The report finds that the deepest disagreements between commissioners and voluntary sector organisation often centred on monitoring and accountability. Commissioners need to know that public money was being well spent but most voluntary sector organisations don’t have the data collection capabilities of NHS trusts or larger private sector companies. Some had sought to resolve this through evaluation and qualitative evidence of impact rather than onerous outcome monitoring measures.
Social Care Institute for Excellence | June 2019 | Carers’ breaks: guidance for commissioners and providers
The Social Care Institute for Excellence (SCIE) has released Carers’ breaks: guidance for commissioners and providers, which is designed to provide guidance for commissioners, providers and others involved in the planning, shaping and delivery of support for adult carers, primarily in England.
Among the report’s key messages are:
Almost half (46%) of carers have not had a break in the last five years
Breaks are essential – they make a real difference enabling carers to continue caring and to maintain their own health and wellbeing. They support positive relationships. Good breaks, as part of a range of support, help prevent ill-health, stress, isolation, crisis and breakdown.
Good commissioning will seek to understand diversity of needs, ensure co-production and facilitate partnerships with stakeholders and providers to develop a positive local breaks offer.
Carers need a genuine choice of breaks. Market shaping by commissioners and good business planning by providers – including diversifying services – can help deliver this choice. Flexible funding can help local groups and social enterprises to deliver tailored, innovative solutions and improve equality of access to breaks.
Review recommends that councils and the NHS work more closely to co-commission public health services, including health visiting and school nursing | Department of Health and Social Care
The review, conducted by the Department of Health and Social Care, recommends that the NHS work much more closely with local authorities on public health so that commissioning is more joined-up and prevention is embedded into a wider range of health services.
As part of the NHS Long Term Plan, the government committed to reviewing commissioning arrangements for some local authority-commissioned public health services.
Health and Social Care Secretary Matt Hancock confirmed that the departmental review found that local authorities take an active and efficient approach to commissioning services. He also praised local councils for their work in commissioning public health services and confirmed they will continue to lead on this important work.
He acknowledged that many local authorities have taken steps to improve and modernise the services they commission, including through digital delivery, such as online STI testing.
Public Health England | April 2019 | Audit and commissioning sexual health services
Public Health England (PHE) have produced guidance for commissioners on how audits can contribute to assuring both the quality of service provision and the continuous quality improvement in sexual health, reproductive health, and HIV(SH, RH & HIV) services.
Audit and commissioning sexual health services explains the difference between audit, service evaluation, research and quality improvement. The guidance highlights how audit results can be used to complement the monitoring of key performance
indicators in the contract.
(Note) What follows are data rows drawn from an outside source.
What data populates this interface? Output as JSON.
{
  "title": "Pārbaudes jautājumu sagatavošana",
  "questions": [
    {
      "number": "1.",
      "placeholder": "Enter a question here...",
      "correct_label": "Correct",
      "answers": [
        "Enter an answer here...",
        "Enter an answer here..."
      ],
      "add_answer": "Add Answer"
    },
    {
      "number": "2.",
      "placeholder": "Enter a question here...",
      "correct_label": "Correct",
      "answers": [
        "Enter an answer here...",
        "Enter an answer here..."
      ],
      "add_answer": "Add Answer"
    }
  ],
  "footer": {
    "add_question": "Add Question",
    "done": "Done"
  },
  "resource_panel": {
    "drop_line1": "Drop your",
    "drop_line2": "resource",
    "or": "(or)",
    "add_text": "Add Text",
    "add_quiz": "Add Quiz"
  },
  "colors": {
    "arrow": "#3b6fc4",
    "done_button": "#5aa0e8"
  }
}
PHE also provide an overview of the currently available audit
resources as a starting point for both providers and commissioners of SH, RH & HIV
services to look at a more informative way of driving service improvement and
improving quality (Source: PHE).
NHS England | January 2019 | NHS Operational Planning and Contracting Guidance 2019/20
This is the full guidance, building on the first part published in December 2018. It accompanies five-year indicative CCG allocations and sets out the trust financial regime for 2019/20, alongside the service deliverables including those arising from year one of the Long Term Plan. CCGs and trusts should take action from April 2019 to begin implementing the measures set out in the LTP (Source: NHS England).